Welcome to Cool Man and Honey D. They arrived on Monday and have been settling in quite well. They were a mess when they got here and will need a bunch of work before they get into the program. Honey's tail was one big matt and it literally took two hours to brush out. Cool Man's feet are so much worse than what I remember them being when we looked at them 3 weeks ago! They have had little to no attention in the past year or longer, but they are young and have the potential for many years helping our riders!
Honey D is a 7 year old lineback dun Quarter Horse Mare. She is a big girl and once she gets into shape will be able to carry some of our heavier riders.
- First we look at the horse at their home.
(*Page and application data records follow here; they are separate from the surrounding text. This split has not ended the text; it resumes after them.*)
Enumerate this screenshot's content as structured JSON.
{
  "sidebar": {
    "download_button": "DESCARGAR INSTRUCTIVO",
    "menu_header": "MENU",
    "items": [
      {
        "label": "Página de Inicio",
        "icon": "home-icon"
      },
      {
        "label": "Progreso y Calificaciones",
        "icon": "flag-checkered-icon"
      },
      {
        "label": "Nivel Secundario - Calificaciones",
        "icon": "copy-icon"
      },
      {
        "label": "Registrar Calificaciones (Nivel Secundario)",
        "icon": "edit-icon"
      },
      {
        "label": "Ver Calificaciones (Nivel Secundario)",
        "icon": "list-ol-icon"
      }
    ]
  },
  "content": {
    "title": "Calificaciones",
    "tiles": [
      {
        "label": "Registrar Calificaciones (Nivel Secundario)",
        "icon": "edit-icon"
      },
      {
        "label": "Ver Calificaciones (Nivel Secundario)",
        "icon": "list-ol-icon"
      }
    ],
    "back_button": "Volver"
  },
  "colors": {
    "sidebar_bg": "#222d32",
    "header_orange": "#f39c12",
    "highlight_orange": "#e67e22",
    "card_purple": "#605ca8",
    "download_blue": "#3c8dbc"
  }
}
We want to see what they are like when they are relaxed. If they pass our de-sensitizing test, we determine if we need that type, size, movement in our program. If we need him, we make sure that he is current on vaccinations, de-worming, and negative coggins.
- When he arrives at the ranch, we keep him isolated from the herd for 24-48 hours. We do this for 2 reasons. First we want to observe him to make sure that he is healthy. Second, it is an opportunity for the current herd and the new horse to smell each other and talk to each other from a distance.
- Then we let the new horse and the herd to meet over a fence. This way they can talk about who is the head of the herd. This process can take 1-2 weeks depending on what the new horse is saying. If he is saying "hi, I want to be a friend and mean no harm to anyone" it can be pretty quick. If he is saying "ha! I will take over this herd. Whatcha gonna do about it!" it will take a little bit longer! We want to avoid any injuries of kicks and bites. Letting them work it out over a fence line minimizes thos injuries!
- During this time, we are testing the new horse, conditioning, and getting to know the new guy. As soon as he tells us that he is ready, we do a mock lesson to make sure that he is ready for our riding lessons.
- If he passes, he goes into lessons. If he doesn't, we make a decision about him going back to his owners or giving him another chance. Some horses love this work, but to some, it it is just too intense. They will hate life if we force it and then will start showing behavioral signs of their displeasure by biting, kicking, bucking, colicking... all things that we want to avoid in a therapeutic riding setting!